Matsuo Basho is a poet that has a great level of notoriety among the Japanese people.
As a matter of fact, I have not yet met a Japanese person whom does not know of him and many can recite his work.
He was a poet in the Edo era a transformative time that would see japan separated from the outside world due to the period of isolation.
Born 1644 and died 1694 in between he left a legacy of poetic work that inspires poets the world over. He is largely heralded as the father of Haiku.
A Haiku is a poem that uses 5 syllables on the first line and 7 syllables on the second finishing with 5 lines on the final third line.
The Haiku is often structured around nature and/or the human experience.
The Matsuo family was of samurai descent, but Basho preferred the finer arts and developed several schools of writing in Japan.
In 1793 Basho was deified by the Shinto bureaucracy and for a time criticising his work was literally blasphemy.
The Shinto process of deification is part of the ancestor worship culture and it allows those who have passed on to be selected and promoted to god status.
They are often then awarded a shrine in memorial to their life and achievements.
Basho also heralded a game of freestyle poetry to be played whilst enjoying a refreshing alcoholic beverage.
This is known as renga or renku and is still played by passionate poets in Japan to this day. It is essentially that you take it turn by turn to do a line for 2 tankas.
A tanka is a haiku with two extra lines of 7 syllables each.
So, he would fritter away the hours enjoying renku/renga linking verses in a freestyle manner.
He was so popular that he essentially had disciples that listened and partook in his renku sessions.
He began life as a teacher and soon developed a passion for travel and wandered the land of Japan in search of inspiration.
A free minded man with a swathe of talent that took Japan by storm and is still revered for his poetic prowess to this very day.
Collab Idea: Renku If you are interested the structure is the same as a tanka. 5-7-5-7-7 So, comment below a line with either 5 or 7 syllables making effort to maintain the topic of the previous line.
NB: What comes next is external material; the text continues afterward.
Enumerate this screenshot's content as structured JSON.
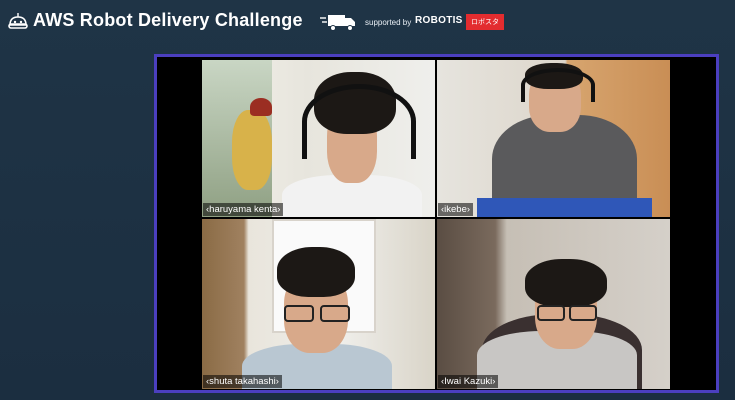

And lets pay homage to this ancient Japanese poetic tradition.